Something like 150 litres per person per day is the average amount of water used in the home. Bathing and flushing the loo are major uses but there is also laundry, washing up, watering the garden, cooking and of course drinking!
Over the years water use has steadily increased. Back in the day when the bath was a tub in front of the fire and laundry was done by hand, you can probably imagine how the processes got through a lot less water. Now it’s all too easy to run a bath or switch on the washing machine, with the water piped directly to where it is needed.
But 150 litres per person per day is not the final total. That is only the water used in the home. If you add all the other uses of water, it averages out at about 860 litres per person per day. But what are these other uses?

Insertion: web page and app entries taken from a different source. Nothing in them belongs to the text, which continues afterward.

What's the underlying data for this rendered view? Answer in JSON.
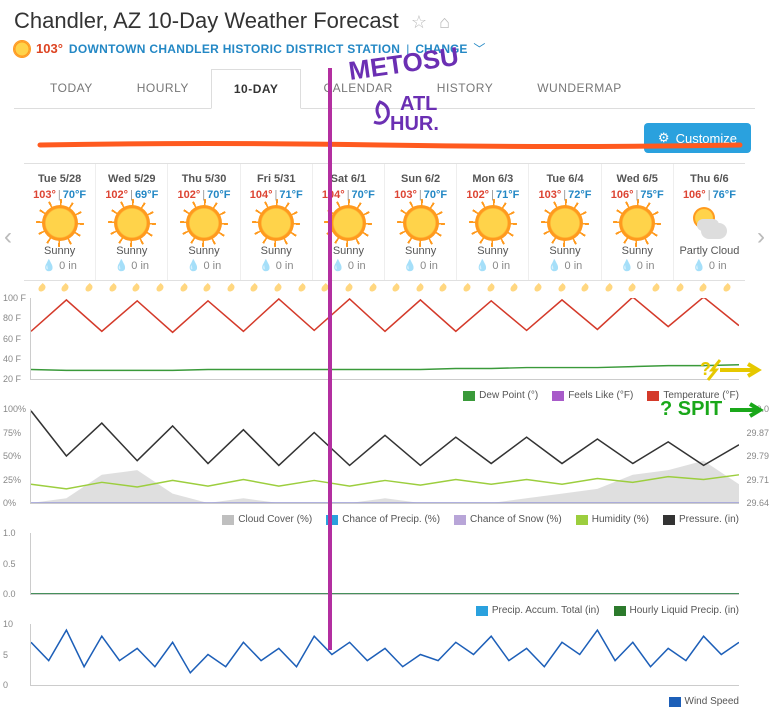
{
  "header": {
    "title": "Chandler, AZ 10-Day Weather Forecast",
    "current_temp": "103°",
    "station": "DOWNTOWN CHANDLER HISTORIC DISTRICT STATION",
    "change_label": "CHANGE"
  },
  "tabs": {
    "today": "TODAY",
    "hourly": "HOURLY",
    "tenday": "10-DAY",
    "calendar": "CALENDAR",
    "history": "HISTORY",
    "wundermap": "WUNDERMAP"
  },
  "customize_label": "Customize",
  "days": [
    {
      "name": "Tue 5/28",
      "hi": "103°",
      "lo": "70°F",
      "cond": "Sunny",
      "precip": "0 in",
      "icon": "sun"
    },
    {
      "name": "Wed 5/29",
      "hi": "102°",
      "lo": "69°F",
      "cond": "Sunny",
      "precip": "0 in",
      "icon": "sun"
    },
    {
      "name": "Thu 5/30",
      "hi": "102°",
      "lo": "70°F",
      "cond": "Sunny",
      "precip": "0 in",
      "icon": "sun"
    },
    {
      "name": "Fri 5/31",
      "hi": "104°",
      "lo": "71°F",
      "cond": "Sunny",
      "precip": "0 in",
      "icon": "sun"
    },
    {
      "name": "Sat 6/1",
      "hi": "104°",
      "lo": "70°F",
      "cond": "Sunny",
      "precip": "0 in",
      "icon": "sun"
    },
    {
      "name": "Sun 6/2",
      "hi": "103°",
      "lo": "70°F",
      "cond": "Sunny",
      "precip": "0 in",
      "icon": "sun"
    },
    {
      "name": "Mon 6/3",
      "hi": "102°",
      "lo": "71°F",
      "cond": "Sunny",
      "precip": "0 in",
      "icon": "sun"
    },
    {
      "name": "Tue 6/4",
      "hi": "103°",
      "lo": "72°F",
      "cond": "Sunny",
      "precip": "0 in",
      "icon": "sun"
    },
    {
      "name": "Wed 6/5",
      "hi": "106°",
      "lo": "75°F",
      "cond": "Sunny",
      "precip": "0 in",
      "icon": "sun"
    },
    {
      "name": "Thu 6/6",
      "hi": "106°",
      "lo": "76°F",
      "cond": "Partly Cloud",
      "precip": "0 in",
      "icon": "pcloud"
    }
  ],
  "chart_data": [
    {
      "type": "line",
      "title": "Temperature",
      "ylabels_left": [
        "100 F",
        "80 F",
        "60 F",
        "40 F",
        "20 F"
      ],
      "ylim": [
        20,
        105
      ],
      "series": [
        {
          "name": "Temperature (°F)",
          "color": "#d43a2a",
          "values": [
            70,
            103,
            70,
            102,
            69,
            102,
            70,
            104,
            71,
            104,
            70,
            103,
            70,
            102,
            71,
            103,
            72,
            106,
            75,
            106,
            76
          ]
        },
        {
          "name": "Dew Point (°)",
          "color": "#3a9a3a",
          "values": [
            30,
            29,
            29,
            29,
            29,
            30,
            30,
            30,
            30,
            30,
            30,
            30,
            31,
            31,
            32,
            32,
            32,
            33,
            34,
            34,
            35
          ]
        },
        {
          "name": "Feels Like (°F)",
          "color": "#a85bc9",
          "values": []
        }
      ],
      "legend": [
        {
          "label": "Dew Point (°)",
          "color": "#3a9a3a"
        },
        {
          "label": "Feels Like (°F)",
          "color": "#a85bc9"
        },
        {
          "label": "Temperature (°F)",
          "color": "#d43a2a"
        }
      ]
    },
    {
      "type": "line",
      "title": "Humidity/Pressure/Cloud",
      "ylabels_left": [
        "100%",
        "75%",
        "50%",
        "25%",
        "0%"
      ],
      "ylabels_right": [
        "30.0",
        "29.87",
        "29.79",
        "29.71",
        "29.64"
      ],
      "ylim": [
        0,
        100
      ],
      "series": [
        {
          "name": "Cloud Cover (%)",
          "color": "#bfbfbf",
          "style": "area",
          "values": [
            0,
            5,
            30,
            35,
            10,
            0,
            5,
            0,
            0,
            0,
            5,
            0,
            0,
            0,
            5,
            10,
            15,
            30,
            35,
            45,
            20
          ]
        },
        {
          "name": "Humidity (%)",
          "color": "#9cce3e",
          "values": [
            20,
            15,
            22,
            17,
            24,
            18,
            25,
            18,
            24,
            18,
            24,
            19,
            25,
            20,
            25,
            20,
            26,
            22,
            28,
            25,
            30
          ]
        },
        {
          "name": "Pressure. (in)",
          "color": "#333",
          "values_axis": "right",
          "values": [
            98,
            50,
            85,
            45,
            82,
            42,
            78,
            40,
            75,
            40,
            72,
            40,
            70,
            42,
            70,
            42,
            68,
            42,
            65,
            40,
            62
          ]
        },
        {
          "name": "Chance of Precip. (%)",
          "color": "#2aa1de",
          "values": [
            0,
            0,
            0,
            0,
            0,
            0,
            0,
            0,
            0,
            0,
            0,
            0,
            0,
            0,
            0,
            0,
            0,
            0,
            0,
            0,
            0
          ]
        },
        {
          "name": "Chance of Snow (%)",
          "color": "#b8a5d8",
          "values": [
            0,
            0,
            0,
            0,
            0,
            0,
            0,
            0,
            0,
            0,
            0,
            0,
            0,
            0,
            0,
            0,
            0,
            0,
            0,
            0,
            0
          ]
        }
      ],
      "legend": [
        {
          "label": "Cloud Cover (%)",
          "color": "#bfbfbf"
        },
        {
          "label": "Chance of Precip. (%)",
          "color": "#2aa1de"
        },
        {
          "label": "Chance of Snow (%)",
          "color": "#b8a5d8"
        },
        {
          "label": "Humidity (%)",
          "color": "#9cce3e"
        },
        {
          "label": "Pressure. (in)",
          "color": "#333"
        }
      ]
    },
    {
      "type": "line",
      "title": "Precipitation",
      "ylabels_left": [
        "1.0",
        "0.5",
        "0.0"
      ],
      "ylim": [
        0,
        1
      ],
      "series": [
        {
          "name": "Precip. Accum. Total (in)",
          "color": "#2aa1de",
          "values": [
            0,
            0,
            0,
            0,
            0,
            0,
            0,
            0,
            0,
            0,
            0,
            0,
            0,
            0,
            0,
            0,
            0,
            0,
            0,
            0,
            0
          ]
        },
        {
          "name": "Hourly Liquid Precip. (in)",
          "color": "#2c7a2c",
          "values": [
            0,
            0,
            0,
            0,
            0,
            0,
            0,
            0,
            0,
            0,
            0,
            0,
            0,
            0,
            0,
            0,
            0,
            0,
            0,
            0,
            0
          ]
        }
      ],
      "legend": [
        {
          "label": "Precip. Accum. Total (in)",
          "color": "#2aa1de"
        },
        {
          "label": "Hourly Liquid Precip. (in)",
          "color": "#2c7a2c"
        }
      ]
    },
    {
      "type": "line",
      "title": "Wind",
      "ylabels_left": [
        "10",
        "5",
        "0"
      ],
      "ylim": [
        0,
        10
      ],
      "series": [
        {
          "name": "Wind Speed",
          "color": "#1d5fb8",
          "values": [
            7,
            4,
            9,
            3,
            8,
            4,
            6,
            3,
            7,
            2,
            5,
            3,
            7,
            4,
            6,
            3,
            8,
            5,
            7,
            4,
            6,
            3,
            5,
            4,
            7,
            5,
            8,
            4,
            6,
            3,
            7,
            5,
            9,
            4,
            7,
            3,
            6,
            4,
            8,
            5,
            7
          ]
        }
      ],
      "legend": [
        {
          "label": "Wind Speed",
          "color": "#1d5fb8"
        }
      ]
    }
  ],
  "annotations": {
    "text1": "METOSU",
    "text2": "ATL",
    "text3": "HUR.",
    "text4": "? SPIT"
  }
}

The biggest water users are power stations and you usually find them located on major rivers, lakes or the coast because they need such a large water supply. Fortunately, most of their water use is for cooling, so the water doesn’t need to be cleaned and treated in the same way as the water supply to homes. Also, the water is often used and then put back into the river/lake/sea, just at a slightly warmer temperature.

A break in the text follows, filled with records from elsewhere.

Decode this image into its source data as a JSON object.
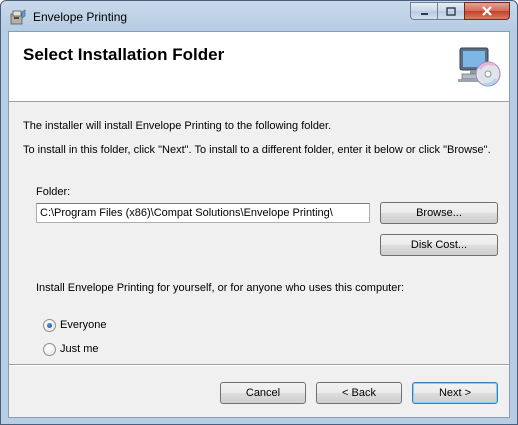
{
  "window": {
    "title": "Envelope Printing",
    "icon": "installer-icon"
  },
  "banner": {
    "title": "Select Installation Folder",
    "icon": "computer-cd-icon"
  },
  "body": {
    "intro": "The installer will install Envelope Printing to the following folder.",
    "instructions": "To install in this folder, click \"Next\". To install to a different folder, enter it below or click \"Browse\".",
    "folder_label": "Folder:",
    "folder_value": "C:\\Program Files (x86)\\Compat Solutions\\Envelope Printing\\",
    "browse_label": "Browse...",
    "disk_cost_label": "Disk Cost...",
    "install_for_text": "Install Envelope Printing for yourself, or for anyone who uses this computer:",
    "radio_options": [
      {
        "label": "Everyone",
        "selected": true
      },
      {
        "label": "Just me",
        "selected": false
      }
    ]
  },
  "footer": {
    "cancel_label": "Cancel",
    "back_label": "< Back",
    "next_label": "Next >"
  }
}
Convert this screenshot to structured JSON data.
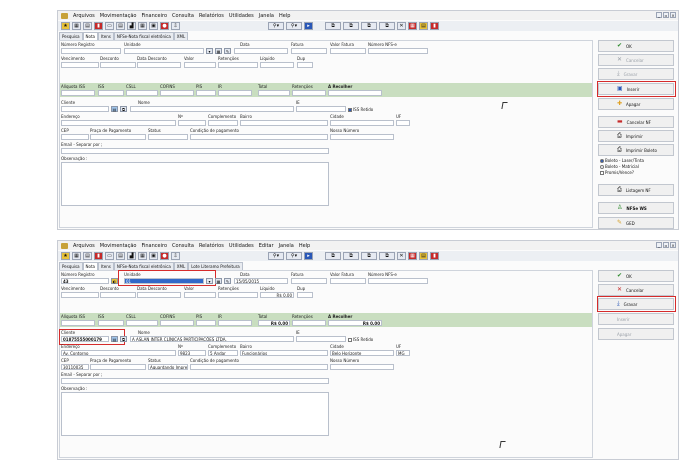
{
  "menu": [
    "Arquivos",
    "Movimentação",
    "Financeiro",
    "Consulta",
    "Relatórios",
    "Utilidades",
    "Editar",
    "Janela",
    "Help"
  ],
  "winctl": [
    "_",
    "▫",
    "×"
  ],
  "toolbar_icons": [
    "star",
    "grid",
    "doc",
    "red-doc",
    "doc2",
    "doc3",
    "chart",
    "doc4",
    "monitor",
    "car",
    "down",
    "search",
    "search2",
    "copy",
    "copy2",
    "copy3",
    "copy4",
    "tools",
    "grid2",
    "doc5",
    "red-doc2"
  ],
  "screen1": {
    "tabs": [
      "Pesquisa",
      "Nota",
      "Itens",
      "NFSe-Nota fiscal eletrônica",
      "XML"
    ],
    "labels": {
      "numero_registro": "Número Registro",
      "unidade": "Unidade",
      "data": "Data",
      "fatura": "Fatura",
      "valor_fatura": "Valor Fatura",
      "numero_nfse": "Número NFS-e",
      "vencimento": "Vencimento",
      "desconto": "Desconto",
      "data_desconto": "Data Desconto",
      "valor": "Valor",
      "retencoes": "Retenções",
      "liquido": "Líquido",
      "dup": "Dup",
      "aliquota_iss": "Alíquota ISS",
      "iss": "ISS",
      "csll": "CSLL",
      "cofins": "COFINS",
      "pis": "PIS",
      "ir": "IR",
      "total": "Total",
      "retencoes2": "Retenções",
      "a_recolher": "A Recolher",
      "cliente": "Cliente",
      "nome": "Nome",
      "ie": "IE",
      "iss_retido": "ISS Retido",
      "endereco": "Endereço",
      "nr": "Nº",
      "complemento": "Complemento",
      "bairro": "Bairro",
      "cidade": "Cidade",
      "uf": "UF",
      "cep": "CEP",
      "praca": "Praça de Pagamento",
      "status": "Status",
      "condicao": "Condição de pagamento",
      "nosso_numero": "Nosso Número",
      "email": "Email - Separar por ;",
      "observacao": "Observação :"
    },
    "side_buttons": [
      "OK",
      "Cancelar",
      "Gravar",
      "Inserir",
      "Apagar",
      "Cancelar NF",
      "Imprimir",
      "Imprimir Boleto"
    ],
    "radio_options": [
      "Boleto - Laser/Tinta",
      "Boleto - Matricial",
      "Promis/Vence?"
    ],
    "side_buttons2": [
      "Listagem NF",
      "NFSe WS",
      "GED"
    ]
  },
  "screen2": {
    "tabs": [
      "Pesquisa",
      "Nota",
      "Itens",
      "NFSe-Nota fiscal eletrônica",
      "XML",
      "Lote Literamo Prefeitura"
    ],
    "values": {
      "numero_registro": "43",
      "unidade": "01",
      "data": "15/05/2015",
      "valor_zero": "R$ 0,00",
      "total": "R$ 0,00",
      "a_recolher": "R$ 0,00",
      "cliente": "01875555000179",
      "nome": "A ASLAN INTER CLÍNICAS PARTICIPAÇÕES LTDA.",
      "endereco": "Av. Contorno",
      "numero": "9823",
      "complemento": "5 Andar",
      "bairro": "Funcionários",
      "cidade": "Belo Horizonte",
      "uf": "MG",
      "cep": "30110035",
      "status": "Aguardando Impressão"
    },
    "side_buttons": [
      "OK",
      "Cancelar",
      "Gravar",
      "Inserir",
      "Apagar"
    ]
  }
}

Compared to power stations and home use, farming uses relatively little water. Again, the water doesn’t need to be cleaned or treated, though salty water can’t be used. The problem is that it is mainly needed during hot weather and in the drier areas of central, southern and eastern England: the time and the place that water resources are most stretched.
Industry as a whole uses a similar amount of water to farming. It might be used in the actual manufacturing process or simply be used for cleaning. Food processing, for example, needs a high-quality water supply.

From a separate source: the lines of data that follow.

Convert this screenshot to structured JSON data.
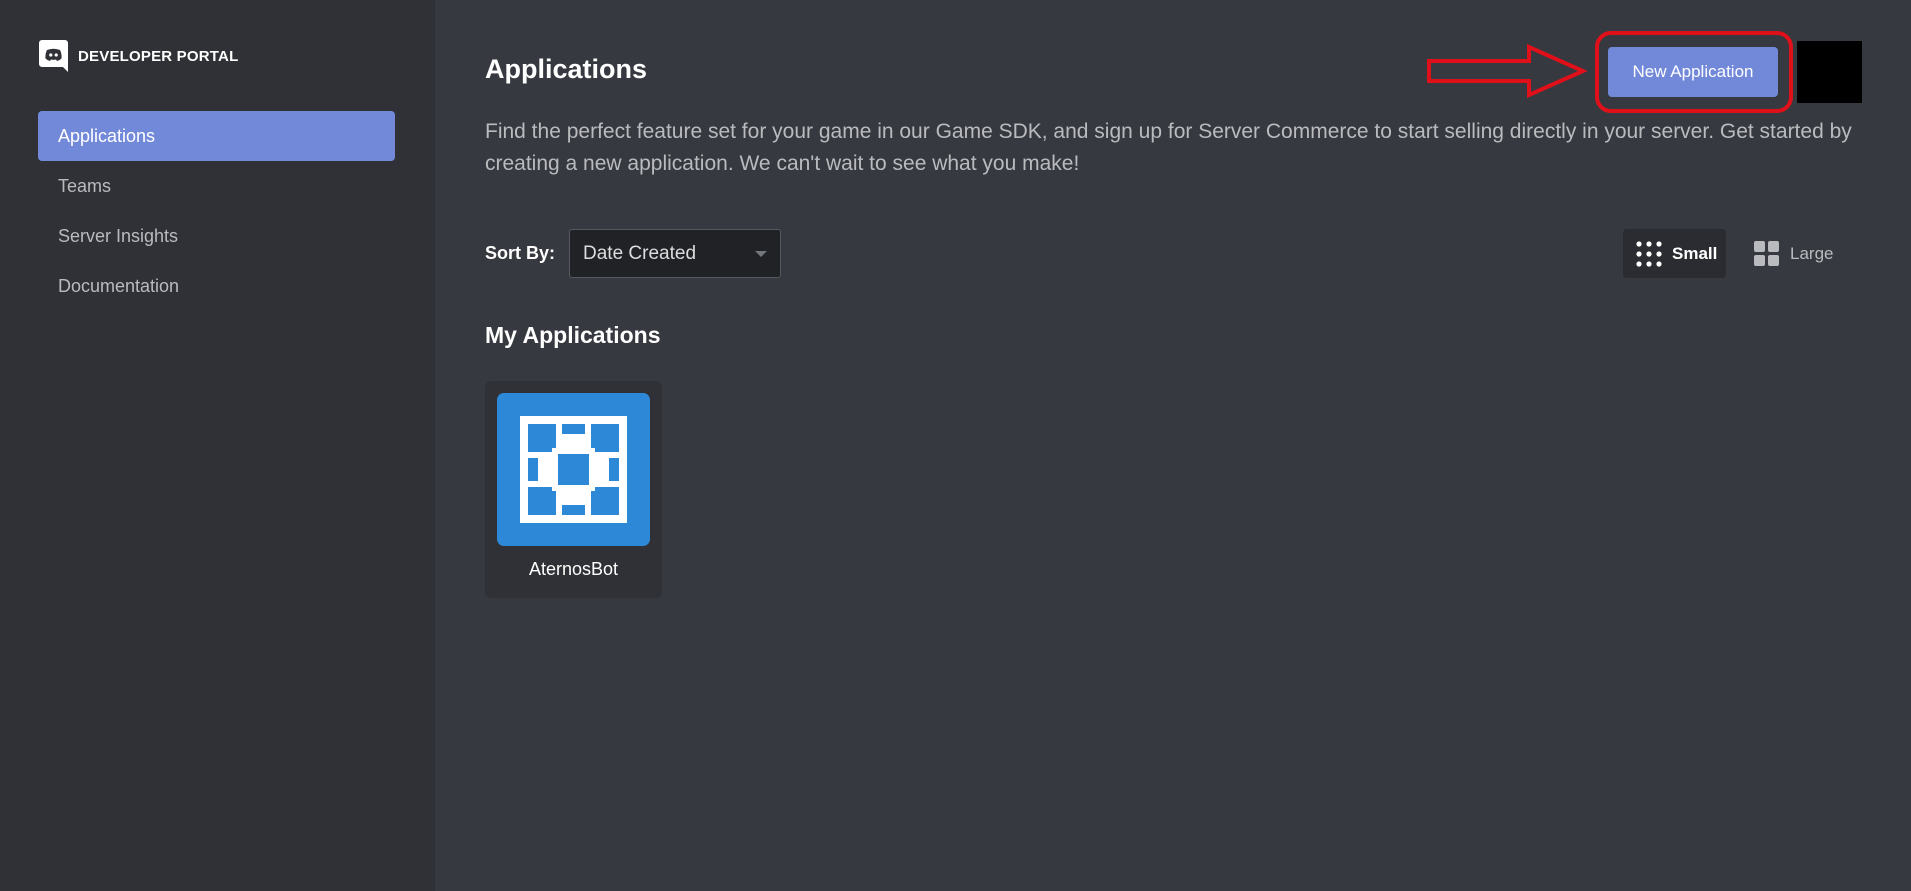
{
  "brand": {
    "title": "DEVELOPER PORTAL",
    "logo_icon": "discord-logo-icon"
  },
  "sidebar": {
    "items": [
      {
        "label": "Applications",
        "active": true
      },
      {
        "label": "Teams",
        "active": false
      },
      {
        "label": "Server Insights",
        "active": false
      },
      {
        "label": "Documentation",
        "active": false
      }
    ]
  },
  "header": {
    "title": "Applications",
    "description": "Find the perfect feature set for your game in our Game SDK, and sign up for Server Commerce to start selling directly in your server. Get started by creating a new application. We can't wait to see what you make!",
    "new_app_label": "New Application"
  },
  "sort": {
    "label": "Sort By:",
    "value": "Date Created"
  },
  "view": {
    "small_label": "Small",
    "large_label": "Large",
    "selected": "small"
  },
  "section": {
    "title": "My Applications"
  },
  "apps": [
    {
      "name": "AternosBot",
      "icon": "aternos-icon"
    }
  ],
  "colors": {
    "accent": "#7289da",
    "sidebar_bg": "#2f3136",
    "main_bg": "#36393f",
    "annotation": "#e0101a",
    "app_icon_bg": "#2d89d8"
  }
}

So, although we only directly use a small proportion of the 860 litres per person per day, we do use the electricity, eat the food that was grown and buy factory products. We might only use about 150 litres per person per day in the home but we are part of the reason for using, on average, a whole lot more.
So how do we keep all these needs supplied? Join me again next week.